Recent research conducted by my colleagues from the Work-Life Balance working group revealed that as the UK battles the inexorable trend towards an #AlwaysOn workplace culture less than half of employers have a work life balance policy or provide any guidelines on switching off from technology. So it seems that if we want better balance we’ll need to take control of it ourselves. My new book – which walks you through the process of developing your own balanced arrangement – will not be published until the spring. In the meantime here are three simple principles that will support you in having a more balanced life in 2019.

  1. Know where to draw the line. That’s the boundary line between work and the rest of your life. Traditionally work-life balance researchers have grouped people into separators who like to keep work separate from the rest of their lives; and integrators who prefer to combine the two. In reality it’s two ends of a continuum. So while modern life increasingly demands integration a degree of separation can aid recovery from life’s stresses and lead to improved well-being. That might mean deciding to have one ‘non-work’ day at the weekend to devote to family; or perhaps agreeing not to check emails and text messages for a couple of hours around family mealtimes. Uninterrupted time with loved ones enables us to be more fully present so we enjoy their company and connect more deeply.

What would suit you? Choose where you draw the line – and resolve to stick to it in 2019.
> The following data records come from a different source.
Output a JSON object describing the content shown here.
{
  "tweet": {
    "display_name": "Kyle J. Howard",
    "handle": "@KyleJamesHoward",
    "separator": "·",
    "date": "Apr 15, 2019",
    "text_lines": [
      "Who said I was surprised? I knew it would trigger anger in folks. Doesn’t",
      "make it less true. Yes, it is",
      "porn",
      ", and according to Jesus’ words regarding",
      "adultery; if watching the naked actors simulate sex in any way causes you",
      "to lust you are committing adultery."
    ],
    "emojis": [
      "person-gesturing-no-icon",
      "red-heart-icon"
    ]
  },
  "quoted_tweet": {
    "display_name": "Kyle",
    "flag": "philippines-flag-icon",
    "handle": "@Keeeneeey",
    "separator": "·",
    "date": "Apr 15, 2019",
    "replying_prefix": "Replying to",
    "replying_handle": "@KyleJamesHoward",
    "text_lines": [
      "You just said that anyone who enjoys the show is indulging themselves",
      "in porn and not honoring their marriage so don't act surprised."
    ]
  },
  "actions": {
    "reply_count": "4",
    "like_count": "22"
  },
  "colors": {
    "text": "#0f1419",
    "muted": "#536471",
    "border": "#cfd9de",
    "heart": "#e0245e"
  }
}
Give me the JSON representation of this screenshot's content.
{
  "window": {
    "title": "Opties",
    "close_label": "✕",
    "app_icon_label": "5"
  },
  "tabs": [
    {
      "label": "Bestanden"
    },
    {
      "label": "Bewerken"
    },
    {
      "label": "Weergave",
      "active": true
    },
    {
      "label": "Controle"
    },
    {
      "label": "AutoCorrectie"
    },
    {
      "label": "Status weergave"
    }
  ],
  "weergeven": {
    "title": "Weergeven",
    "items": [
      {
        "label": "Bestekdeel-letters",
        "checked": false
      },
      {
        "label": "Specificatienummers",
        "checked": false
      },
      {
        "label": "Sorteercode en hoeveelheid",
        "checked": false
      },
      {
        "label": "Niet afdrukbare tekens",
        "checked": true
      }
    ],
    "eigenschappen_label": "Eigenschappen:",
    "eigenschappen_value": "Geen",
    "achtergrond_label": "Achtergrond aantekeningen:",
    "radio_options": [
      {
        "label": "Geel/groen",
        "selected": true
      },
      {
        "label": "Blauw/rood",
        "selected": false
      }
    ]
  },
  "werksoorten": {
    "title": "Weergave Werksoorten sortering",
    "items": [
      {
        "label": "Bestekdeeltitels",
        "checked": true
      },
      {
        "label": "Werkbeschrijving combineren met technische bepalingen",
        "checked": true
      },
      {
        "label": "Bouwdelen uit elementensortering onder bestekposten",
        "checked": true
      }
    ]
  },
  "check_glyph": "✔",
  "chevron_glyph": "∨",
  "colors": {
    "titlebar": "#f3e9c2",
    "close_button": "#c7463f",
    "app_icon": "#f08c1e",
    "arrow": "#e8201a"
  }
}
  1. Re-write the rules. I’m talking about the rules which govern the way we play the key roles of parent and worker. Everybody has their own opinion of what makes a good mother or father; of what it means to be a professional; of what makes a dedicated and ambitious employee. You’ll never meet the sum total of those expectations – so set your own instead. What will make you feel you’re doing a good job as a parent? Your children’s needs will change as they grow and mature. And there will come a point when they will fly the nest altogether: which will give you more scope to focus on other aspects of your life such as work. In the meantime what will make you feel you’re keeping control of your career? Do you want to work less hours? Or simply have the flexibility to work around family needs?
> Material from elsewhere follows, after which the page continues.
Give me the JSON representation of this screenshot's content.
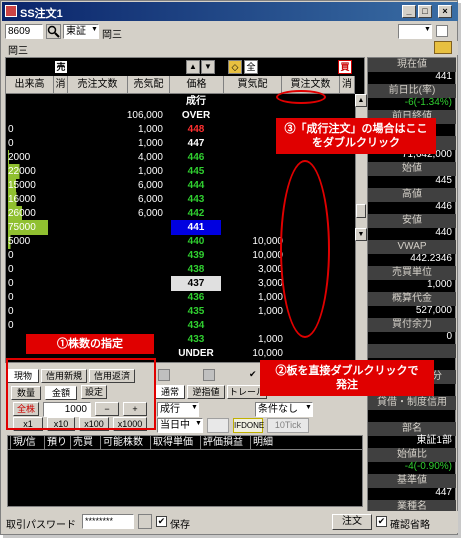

Again, the choice is yours. Set your own markers of success and ignore the judgements of others.

  1. Work intelligently. Whatever your current workload there’s always scope for reducing the amount of time you devote to low value activities. Can you automate or even eliminate these? For example, a coaching client of mine faced a daily mountain of emails from people who saw her as the quickest route to resolving their workplace issues. Then she got involved in a high priority project which meant letting her emailers know she would not be responding for a fortnight. At the end of that period her email load had reduced by almost 80% as people found ways of resolving their dilemmas elsewhere. As a consequence she found she had more time to focus on the high value elements of her job without the constant email interruptions.

So what are the high value tasks in your work? What’s getting in the way of you doing them? And how can you reduce or eliminate those obstacles?

Three simple principles that can be implemented in small steps; and will lead to better balance in 2019.